Supreme Court Upholds Idaho Ban On Transgender Care For Minors

The Supreme Court, with a conservative majority, on Monday allowed a Republican-backed law in Idaho, criminalizing gender-affirming care for transgender minors, to broadly take effect.

This decision came after U.S. District Judge Lynn Winmill had blocked the law as unconstitutional.

The court granted Idaho Attorney General Raúl Labrador’s request to narrow the preliminary injunction issued by Winmill, who had ruled that the law violated the 14th Amendment of the U.S. Constitution, guaranteeing due process and equal protection under the law.

The Supreme Court’s order permits the state to enforce the ban against everyone except the plaintiffs who had challenged it.

The decision was supported by five of the court’s six conservative justices, while the three liberal justices dissented. Chief Justice John Roberts did not publicly disclose his vote.

Judge Winmill’s injunction came in response to a lawsuit filed by two transgender girls, aged 15 and 16, and their parents, just days before the Idaho law, known as the Vulnerable Child Protection Act, was set to take effect on January 1.

This law, similar to measures passed by other Republican-led states, targets medical interventions for adolescents with gender dysphoria, prohibiting treatments such as puberty blockers, hormones, and mastectomies that are deemed “inconsistent with the child’s biological sex.” Healthcare professionals providing such treatments under the law could face up to 10 years in prison.

Labrador, defending the law, emphasized the state’s duty to protect children, stating, “The state has a duty to protect and support all children, and that’s why I’m proud to defend Idaho’s law that ensures children are not subjected to these life-altering drugs and procedures.”

The American Civil Liberties Union (ACLU), representing the plaintiffs, criticized the decision, stating that it would deny care to thousands of families in Idaho.
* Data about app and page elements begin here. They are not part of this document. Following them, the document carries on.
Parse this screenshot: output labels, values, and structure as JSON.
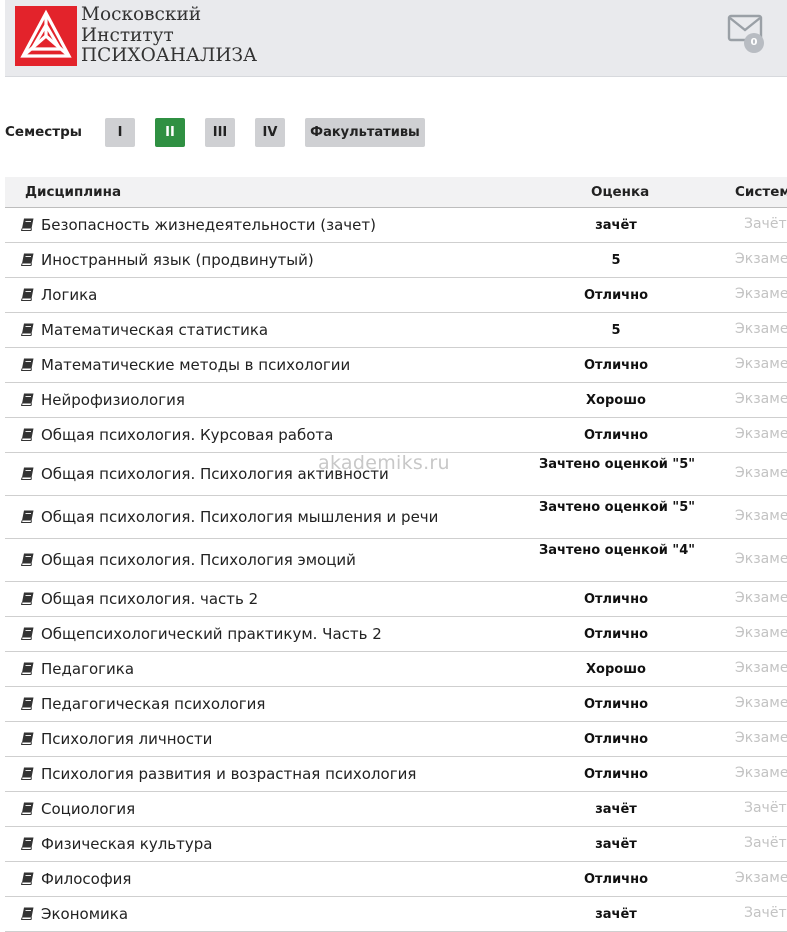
{
  "header": {
    "logo_lines": [
      "Московский",
      "Институт",
      "ПСИХОАНАЛИЗА"
    ],
    "logo_icon": "triangle-knot-logo",
    "mail_icon": "envelope-icon",
    "mail_count": "0",
    "brand_color": "#e3232b"
  },
  "semesters": {
    "label": "Семестры",
    "buttons": [
      "I",
      "II",
      "III",
      "IV",
      "Факультативы"
    ],
    "active": "II",
    "active_color": "#2f9042"
  },
  "table": {
    "columns": [
      "Дисциплина",
      "Оценка",
      "Система"
    ],
    "row_icon": "book-icon",
    "rows": [
      {
        "discipline": "Безопасность жизнедеятельности (зачет)",
        "grade": "зачёт",
        "system": "Зачёт"
      },
      {
        "discipline": "Иностранный язык (продвинутый)",
        "grade": "5",
        "system": "Экзамен"
      },
      {
        "discipline": "Логика",
        "grade": "Отлично",
        "system": "Экзамен"
      },
      {
        "discipline": "Математическая статистика",
        "grade": "5",
        "system": "Экзамен"
      },
      {
        "discipline": "Математические методы в психологии",
        "grade": "Отлично",
        "system": "Экзамен"
      },
      {
        "discipline": "Нейрофизиология",
        "grade": "Хорошо",
        "system": "Экзамен"
      },
      {
        "discipline": "Общая психология. Курсовая работа",
        "grade": "Отлично",
        "system": "Экзамен"
      },
      {
        "discipline": "Общая психология. Психология активности",
        "grade": "Зачтено оценкой \"5\"",
        "system": "Экзамен"
      },
      {
        "discipline": "Общая психология. Психология мышления и речи",
        "grade": "Зачтено оценкой \"5\"",
        "system": "Экзамен"
      },
      {
        "discipline": "Общая психология. Психология эмоций",
        "grade": "Зачтено оценкой \"4\"",
        "system": "Экзамен"
      },
      {
        "discipline": "Общая психология. часть 2",
        "grade": "Отлично",
        "system": "Экзамен"
      },
      {
        "discipline": "Общепсихологический практикум. Часть 2",
        "grade": "Отлично",
        "system": "Экзамен"
      },
      {
        "discipline": "Педагогика",
        "grade": "Хорошо",
        "system": "Экзамен"
      },
      {
        "discipline": "Педагогическая психология",
        "grade": "Отлично",
        "system": "Экзамен"
      },
      {
        "discipline": "Психология личности",
        "grade": "Отлично",
        "system": "Экзамен"
      },
      {
        "discipline": "Психология развития и возрастная психология",
        "grade": "Отлично",
        "system": "Экзамен"
      },
      {
        "discipline": "Социология",
        "grade": "зачёт",
        "system": "Зачёт"
      },
      {
        "discipline": "Физическая культура",
        "grade": "зачёт",
        "system": "Зачёт"
      },
      {
        "discipline": "Философия",
        "grade": "Отлично",
        "system": "Экзамен"
      },
      {
        "discipline": "Экономика",
        "grade": "зачёт",
        "system": "Зачёт"
      }
    ]
  },
  "watermark": "akademiks.ru"
}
Although the ruling did not address the constitutionality of the law itself, the ACLU expressed concern for transgender youth and their families.

Justice Ketanji Brown Jackson, in a dissent joined by Justice Sonia Sotomayor, highlighted the need for caution in such cases, particularly in “novel, highly charged, and unsettled circumstances.”

The plaintiffs argued that the law discriminated based on sex and transgender status, contending that gender-affirming care had improved their mental health and enabled them to thrive.

Judge Winmill’s ruling emphasized the law’s discrimination against transgender minors, violating their rights under the 14th Amendment’s equal protection clause. He also noted that it infringed on parents’ fundamental rights to access medical care for their children under the due process clause of the same amendment.

In a concurring opinion, Justice Neil Gorsuch cautioned against issuing broad injunctions like Winmill’s, suggesting that they exceeded the historic limits of judicial authority. Gorsuch’s opinion, joined by Justices Clarence Thomas and Samuel Alito, aimed to curtail the use of universal injunctions by lower courts.

After the 9th U.S. Circuit Court of Appeals declined to lift the injunction, Labrador, supported by the conservative legal group Alliance Defending Freedom, sought intervention from the Supreme Court.

This case underscores the ongoing legal battles over transgender rights and the broader societal debate surrounding gender-affirming care for minors.